The impression you make on a prospective employer begins long before you walk through his door. From the first moment you speak with him, he’s evaluating your professionalism, enthusiasm and communication skills. When you reply to an employer’s invitation for an interview, take as much care as you would when speaking with him in person.
Don’t make interview plans unless you’re prepared and can talk. If you’re driving, for example, ask the employer if you call him back later in the day. If an employer emails you or leaves you a voice mail message, reply as soon as possible. Ideally you should get back to him by the end of the day, but if you can’t, take no more than 24 hours to follow up. If you wait, he may assume you’re not seriously interested in the position. Reply using the method the interviewer used. If he called, call him. If he sent an email, respond to him the same way.
Schedule a Meeting
Ask the employer how long he expects the interview to take and what days he plans to meet with applicants. Strive to find a time that works well with your schedule and his. Don’t accept an appointment for the next day if you know it will be difficult to take off work or if you need additional time to prepare. If you can’t accept the employer’s first suggestion, explain why, offer an alternative and ask if the time fits into his interviewing and hiring timeline. Also, aim for a time when you know you’ll be at your best. For instance, if you’re a morning person, ask to come in as early as possible.
This is your last opportunity to speak with the employer before meeting him in person, so inquire about anything you need to help you be prepared. Ask him if he needs you to bring anything, such as work samples or copies of certifications or other credentials. Also ask about the structure of the interview, for example if you’ll interview with several people, tour the facility or meet your prospective colleagues. This demonstrates that you take the interview process seriously and want to perform your best when you meet with the employer.

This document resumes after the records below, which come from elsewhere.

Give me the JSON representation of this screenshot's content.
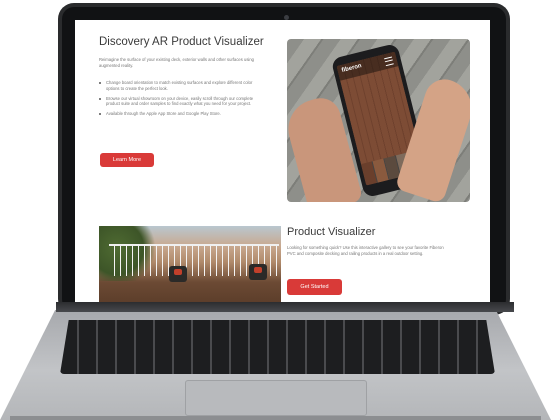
{
  "ar_section": {
    "title": "Discovery AR Product Visualizer",
    "intro": "Reimagine the surface of your existing deck, exterior walls and other surfaces using augmented reality.",
    "bullets": [
      "Change board orientation to match existing surfaces and explore different color options to create the perfect look.",
      "Browse our virtual showroom on your device, easily scroll through our complete product suite and order samples to find exactly what you need for your project.",
      "Available through the Apple App Store and Google Play Store."
    ],
    "button_label": "Learn More"
  },
  "phone_app": {
    "logo_text": "fiberon"
  },
  "visualizer_section": {
    "title": "Product Visualizer",
    "text": "Looking for something quick? Use this interactive gallery to see your favorite Fiberon PVC and composite decking and railing products in a real outdoor setting.",
    "button_label": "Get Started"
  },
  "colors": {
    "accent": "#d93a38",
    "laptop_bezel": "#2a2b2d",
    "laptop_body": "#b4b6b9"
  }
}
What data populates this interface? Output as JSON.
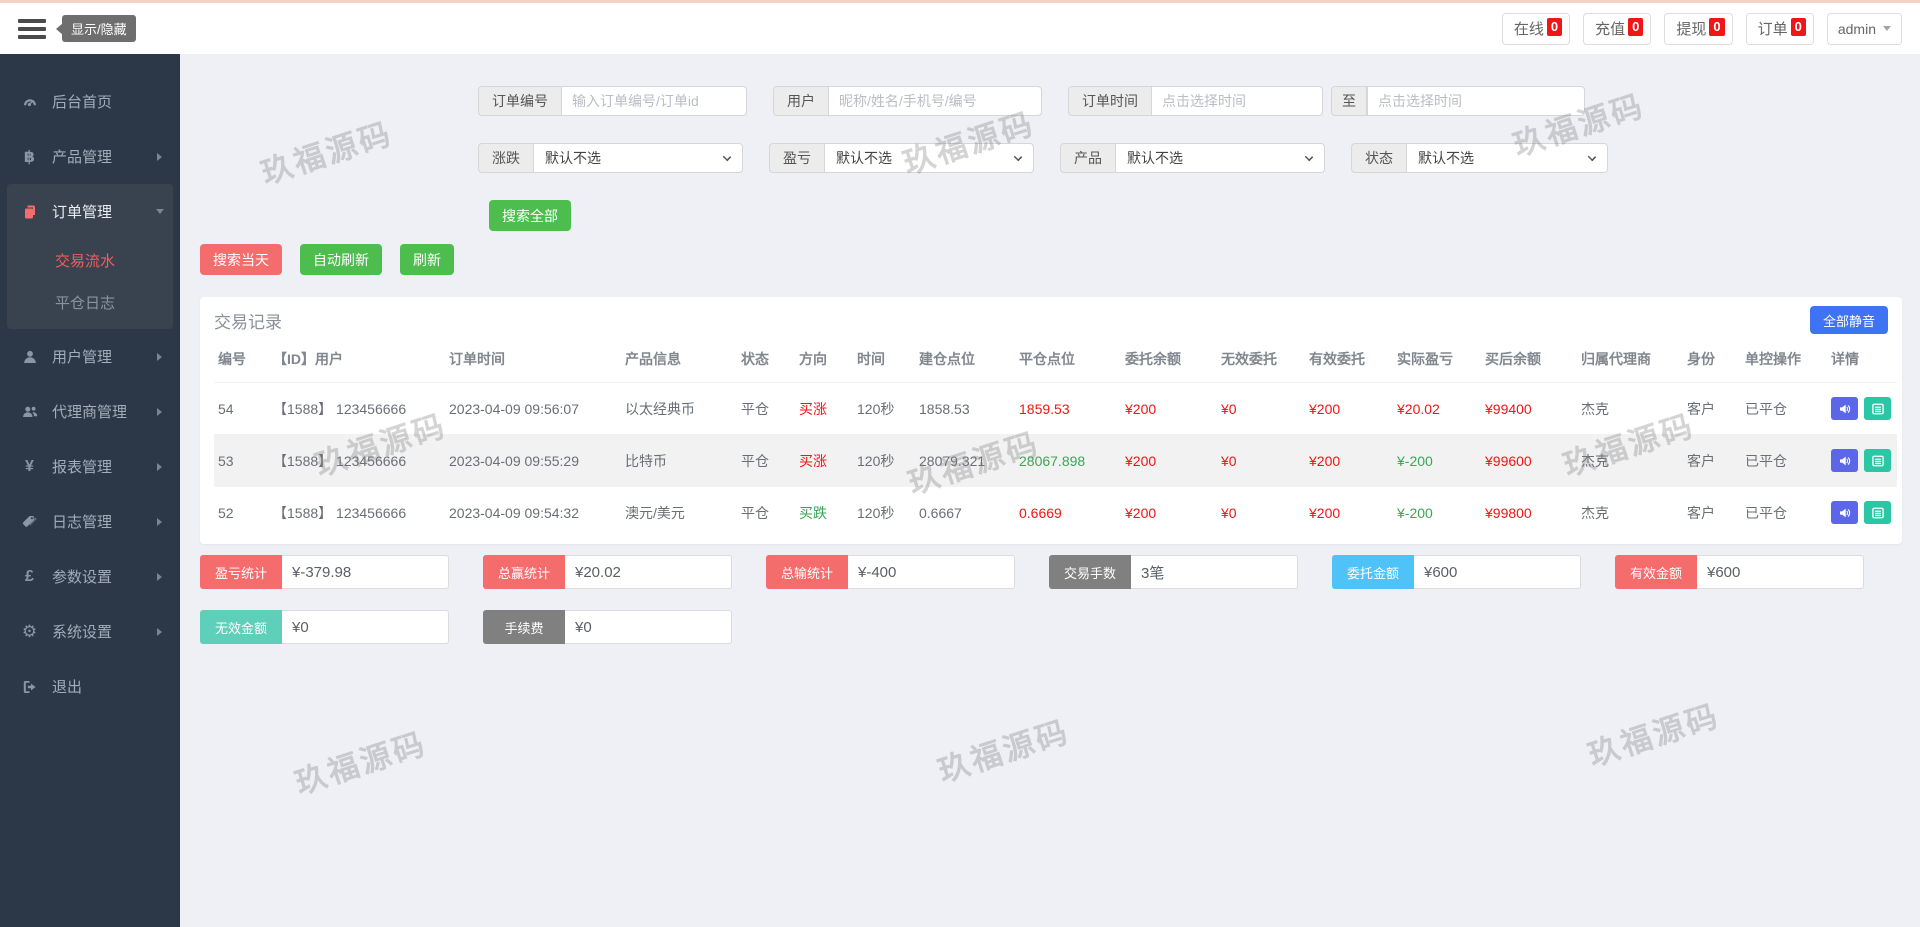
{
  "topbar": {
    "toggle_tooltip": "显示/隐藏",
    "badges": [
      {
        "label": "在线",
        "count": "0"
      },
      {
        "label": "充值",
        "count": "0"
      },
      {
        "label": "提现",
        "count": "0"
      },
      {
        "label": "订单",
        "count": "0"
      }
    ],
    "user": {
      "name": "admin"
    }
  },
  "sidebar": {
    "items": [
      {
        "id": "dashboard",
        "icon": "gauge-icon",
        "label": "后台首页"
      },
      {
        "id": "products",
        "icon": "bitcoin-icon",
        "label": "产品管理",
        "arrow": "right"
      },
      {
        "id": "orders",
        "icon": "orders-icon",
        "label": "订单管理",
        "arrow": "down",
        "active": true,
        "children": [
          {
            "label": "交易流水",
            "active": true
          },
          {
            "label": "平仓日志",
            "active": false
          }
        ]
      },
      {
        "id": "users",
        "icon": "user-icon",
        "label": "用户管理",
        "arrow": "right"
      },
      {
        "id": "agents",
        "icon": "users-icon",
        "label": "代理商管理",
        "arrow": "right"
      },
      {
        "id": "reports",
        "icon": "yen-icon",
        "label": "报表管理",
        "arrow": "right"
      },
      {
        "id": "logs",
        "icon": "tags-icon",
        "label": "日志管理",
        "arrow": "right"
      },
      {
        "id": "params",
        "icon": "pound-icon",
        "label": "参数设置",
        "arrow": "right"
      },
      {
        "id": "system",
        "icon": "gear-icon",
        "label": "系统设置",
        "arrow": "right"
      },
      {
        "id": "logout",
        "icon": "logout-icon",
        "label": "退出"
      }
    ]
  },
  "filters": {
    "order_no": {
      "label": "订单编号",
      "placeholder": "输入订单编号/订单id"
    },
    "user": {
      "label": "用户",
      "placeholder": "昵称/姓名/手机号/编号"
    },
    "order_time": {
      "label": "订单时间",
      "placeholder": "点击选择时间",
      "to_label": "至",
      "placeholder2": "点击选择时间"
    },
    "rise_fall": {
      "label": "涨跌",
      "value": "默认不选"
    },
    "profit_loss": {
      "label": "盈亏",
      "value": "默认不选"
    },
    "product": {
      "label": "产品",
      "value": "默认不选"
    },
    "status": {
      "label": "状态",
      "value": "默认不选"
    },
    "search_all": "搜索全部"
  },
  "toolbar": {
    "search_today": "搜索当天",
    "auto_refresh": "自动刷新",
    "refresh": "刷新"
  },
  "panel": {
    "title": "交易记录",
    "mute_all": "全部静音"
  },
  "table": {
    "headers": [
      "编号",
      "【ID】用户",
      "订单时间",
      "产品信息",
      "状态",
      "方向",
      "时间",
      "建仓点位",
      "平仓点位",
      "委托余额",
      "无效委托",
      "有效委托",
      "实际盈亏",
      "买后余额",
      "归属代理商",
      "身份",
      "单控操作",
      "详情"
    ],
    "rows": [
      {
        "cells": [
          {
            "t": "54"
          },
          {
            "t": "【1588】 123456666"
          },
          {
            "t": "2023-04-09 09:56:07"
          },
          {
            "t": "以太经典币"
          },
          {
            "t": "平仓"
          },
          {
            "t": "买涨",
            "c": "red"
          },
          {
            "t": "120秒"
          },
          {
            "t": "1858.53"
          },
          {
            "t": "1859.53",
            "c": "red"
          },
          {
            "t": "¥200",
            "c": "red"
          },
          {
            "t": "¥0",
            "c": "red"
          },
          {
            "t": "¥200",
            "c": "red"
          },
          {
            "t": "¥20.02",
            "c": "red"
          },
          {
            "t": "¥99400",
            "c": "red"
          },
          {
            "t": "杰克"
          },
          {
            "t": "客户"
          },
          {
            "t": "已平仓"
          }
        ]
      },
      {
        "cells": [
          {
            "t": "53"
          },
          {
            "t": "【1588】 123456666"
          },
          {
            "t": "2023-04-09 09:55:29"
          },
          {
            "t": "比特币"
          },
          {
            "t": "平仓"
          },
          {
            "t": "买涨",
            "c": "red"
          },
          {
            "t": "120秒"
          },
          {
            "t": "28079.321"
          },
          {
            "t": "28067.898",
            "c": "green"
          },
          {
            "t": "¥200",
            "c": "red"
          },
          {
            "t": "¥0",
            "c": "red"
          },
          {
            "t": "¥200",
            "c": "red"
          },
          {
            "t": "¥-200",
            "c": "green"
          },
          {
            "t": "¥99600",
            "c": "red"
          },
          {
            "t": "杰克"
          },
          {
            "t": "客户"
          },
          {
            "t": "已平仓"
          }
        ]
      },
      {
        "cells": [
          {
            "t": "52"
          },
          {
            "t": "【1588】 123456666"
          },
          {
            "t": "2023-04-09 09:54:32"
          },
          {
            "t": "澳元/美元"
          },
          {
            "t": "平仓"
          },
          {
            "t": "买跌",
            "c": "green"
          },
          {
            "t": "120秒"
          },
          {
            "t": "0.6667"
          },
          {
            "t": "0.6669",
            "c": "red"
          },
          {
            "t": "¥200",
            "c": "red"
          },
          {
            "t": "¥0",
            "c": "red"
          },
          {
            "t": "¥200",
            "c": "red"
          },
          {
            "t": "¥-200",
            "c": "green"
          },
          {
            "t": "¥99800",
            "c": "red"
          },
          {
            "t": "杰克"
          },
          {
            "t": "客户"
          },
          {
            "t": "已平仓"
          }
        ]
      }
    ]
  },
  "summary": [
    {
      "label": "盈亏统计",
      "value": "¥-379.98",
      "color": "#f56c6c"
    },
    {
      "label": "总赢统计",
      "value": "¥20.02",
      "color": "#f56c6c"
    },
    {
      "label": "总输统计",
      "value": "¥-400",
      "color": "#f56c6c"
    },
    {
      "label": "交易手数",
      "value": "3笔",
      "color": "#808080"
    },
    {
      "label": "委托金额",
      "value": "¥600",
      "color": "#4fc3f7"
    },
    {
      "label": "有效金额",
      "value": "¥600",
      "color": "#f56c6c"
    },
    {
      "label": "无效金额",
      "value": "¥0",
      "color": "#5ecfb8"
    },
    {
      "label": "手续费",
      "value": "¥0",
      "color": "#808080"
    }
  ],
  "watermark": {
    "text": "玖福源码"
  },
  "colors": {
    "up_red": "#f21414",
    "down_green": "#3aa655",
    "accent_blue": "#3e73f4",
    "badge_red": "#f01616"
  }
}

Always verify every detail of the appointment when you schedule it. End the call or email with a sentence such as “I look forward to seeing you Thursday at 9 a.m. at Taylor Industries’ corporate headquarters. I’ll bring my portfolio and list of references as you requested.” If there’s anything you’re not sure of, clear up the confusion right then. While you may worry about looking foolish, you’ll make a far worse impression if you show up at the wrong time, the wrong place or not prepared.